A current special issue of the journal Environmental Research Letters is devoted to this urgent problem.
The guest editors are researchers from the University of Bonn and international partners.
Bioplastics is frequently understood as synonymous with green, sustainable and environmentally friendly alternatives to petroleum based plastic products.
Arkema, Neste and Covestro, Braskem, US Survey and BASF
Agilix, Amazon Climate Fund, McDonald’s Biofuel, e-Nable, Huhtamaki Startups, African Parks, Siberia
Chemical Recycling Commitments & Incentives, Deep Sea Plastic, Greece SUP Ban, NY Composting
This is not the whole story, however. While is true that plastics made from corn, wheat, or sugarcane are, in principle, climate-neutral and protect declining oil reserves—a broad shift in consumption from conventional to bio-based materials could be bad news for the environment given the current state of technology.
After all, plant based raw materials are produced on land and unregulated agricultural expansion often leads to the conversion of natural, such as tropical forests.
This jeopardizes climate change mitigation efforts, because forests bind considerably more carbon than, for instance, corn or sugar cane plantations.
Biobased Plastics – Advantages & Disadvantages
Chemical Recycling – Advantages & Disadvantages
What is Circular Packaging? Watch Now!
Compostable Plastics – Advantages & Disadvantages
Plastics Recycling – Advantages and Disadvantages
Hence, the unintended consequences of promoting “green” products through ill-designed environmental policies, could potentially lead to more harm than good for the global climate, not to mention other consequences, such as rising food prices and biodiversity loss.
A number of such examples can be found in the special issue “Focus on Leakage” of the journal Environmental Research Letters.
They show that policies intended to combat climate change and environmental destruction often produce impacts that planners had not anticipated in the design phase.
“It is therefore important to assess potential undesired consequences in advance and, if necessary, adjust or even pull the plug before it’s too late,” emphasizes Dr. Jan Börner, who holds the Chair of Economics of Sustainable Land Use and Bioeconomy at the University of Bonn.
“To this end, we have to get better at understanding how these so-called spillover effects occur and how they can be minimized.
The collection of papers in this special issue contributes to this aim.”
Computer models as decision aid
The cause-and-effect relationships in the global land use system are complex, however.
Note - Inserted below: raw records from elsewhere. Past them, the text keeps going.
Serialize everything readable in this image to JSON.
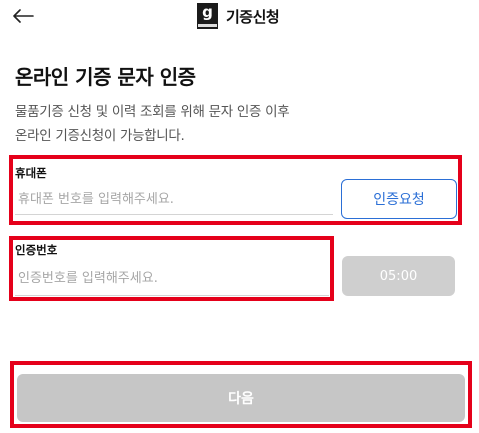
{
  "header": {
    "back_icon": "arrow-left-icon",
    "logo_icon": "goodwill-logo-icon",
    "title": "기증신청"
  },
  "page": {
    "title": "온라인 기증 문자 인증",
    "description_line1": "물품기증 신청 및 이력 조회를 위해 문자 인증 이후",
    "description_line2": "온라인 기증신청이 가능합니다."
  },
  "phone": {
    "label": "휴대폰",
    "value": "",
    "placeholder": "휴대폰 번호를 입력해주세요.",
    "request_button": "인증요청"
  },
  "auth_code": {
    "label": "인증번호",
    "value": "",
    "placeholder": "인증번호를 입력해주세요.",
    "timer": "05:00"
  },
  "next_button": "다음",
  "colors": {
    "accent": "#2b6fd6",
    "highlight": "#e5001a",
    "disabled": "#c6c6c6"
  }
}
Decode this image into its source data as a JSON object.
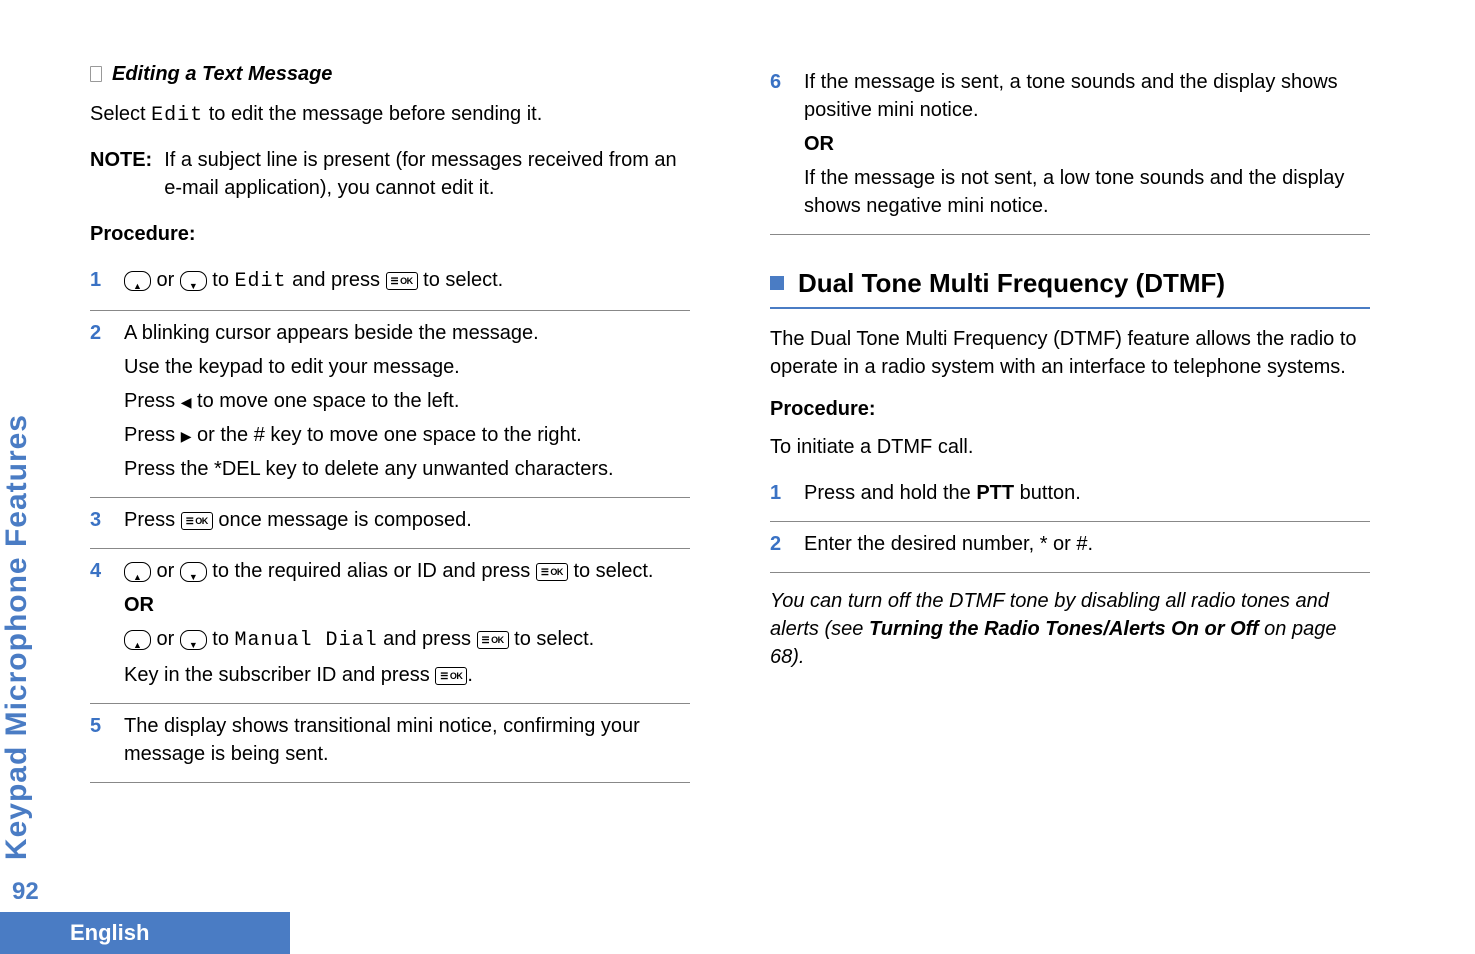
{
  "sidebar": {
    "label": "Keypad Microphone Features"
  },
  "left": {
    "subheading": "Editing a Text Message",
    "intro_pre": "Select ",
    "intro_mono": "Edit",
    "intro_post": " to edit the message before sending it.",
    "note_label": "NOTE:",
    "note_text": "If a subject line is present (for messages received from an e-mail application), you cannot edit it.",
    "procedure": "Procedure:",
    "step1_mid": " to ",
    "step1_mono": "Edit",
    "step1_mid2": " and press ",
    "step1_end": " to select.",
    "step2_l1": "A blinking cursor appears beside the message.",
    "step2_l2": "Use the keypad to edit your message.",
    "step2_l3a": "Press ",
    "step2_l3b": " to move one space to the left.",
    "step2_l4a": "Press ",
    "step2_l4b": " or the # key to move one space to the right.",
    "step2_l5": "Press the *DEL key to delete any unwanted characters.",
    "step3_a": "Press ",
    "step3_b": " once message is composed.",
    "step4_a": " to the required alias or ID and press ",
    "step4_b": " to select.",
    "step4_or": "OR",
    "step4_c": " to ",
    "step4_mono": "Manual Dial",
    "step4_d": " and press ",
    "step4_e": " to select.",
    "step4_f": "Key in the subscriber ID and press ",
    "step4_g": ".",
    "step5": "The display shows transitional mini notice, confirming your message is being sent.",
    "or_word": " or "
  },
  "right": {
    "step6_l1": "If the message is sent, a tone sounds and the display shows positive mini notice.",
    "step6_or": "OR",
    "step6_l2": "If the message is not sent, a low tone sounds and the display shows negative mini notice.",
    "section_title": "Dual Tone Multi Frequency (DTMF)",
    "dtmf_intro": "The Dual Tone Multi Frequency (DTMF) feature allows the radio to operate in a radio system with an interface to telephone systems.",
    "procedure": "Procedure:",
    "dtmf_sub": "To initiate a DTMF call.",
    "d1_a": "Press and hold the ",
    "d1_b": "PTT",
    "d1_c": " button.",
    "d2": "Enter the desired number, * or #.",
    "footnote_a": "You can turn off the DTMF tone by disabling all radio tones and alerts (see ",
    "footnote_b": "Turning the Radio Tones/Alerts On or Off",
    "footnote_c": " on page 68)."
  },
  "footer": {
    "page": "92",
    "lang": "English"
  },
  "nums": {
    "n1": "1",
    "n2": "2",
    "n3": "3",
    "n4": "4",
    "n5": "5",
    "n6": "6"
  }
}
Computer models thus represent an important tool to support policy design processes.
Clearly, models of global land use dynamics do not make precise predictions.
“Their accuracy is too low for that,” explains Börner. “In contrast to bio-physical simulations, psychological, economic, and sociological factors dominate in human managed systems.
This makes them useless as forecast tools.” Nevertheless, policy simulations can show what consequences an environmental policy decision can possibly have in order to anticipate which measures are the best way to reduce undesirable side effects.
Policy design is further complicated when spillovers occur far away from where policy decisions are made.
While the decision to replace fossil fuels with biogenic raw materials has an immediate positive effect on the German carbon emission balance, it also means that Germany has to import more biomass, potentially driving deforestation in regions such as South America and Southeast Asia.
These dynamics have measurably increased the ecological footprint that the EU generates through its imports from other countries, as shown by a study in the special issue.
Moreover, these ecological costs usually arise in countries with weak environmental legislation.
This can potentially turn a net-benefit of a well-intended environmental policy into a net-cost.
Prof. Börner calls for binding sustainability guidelines in international agreements.
“We need to discuss where it is efficient to produce certain products, both from an economic and an ecological point of view and on a global level,” he says. “If this means that some regions lose out economically, we must think about suitable compensation mechanisms.” The current trend towards bilateral agreements has not been helpful from this perspective. “International environmental and trade agreements must engage as many parties as possible in order to deal with global impacts of local policies.”
Published on phys.org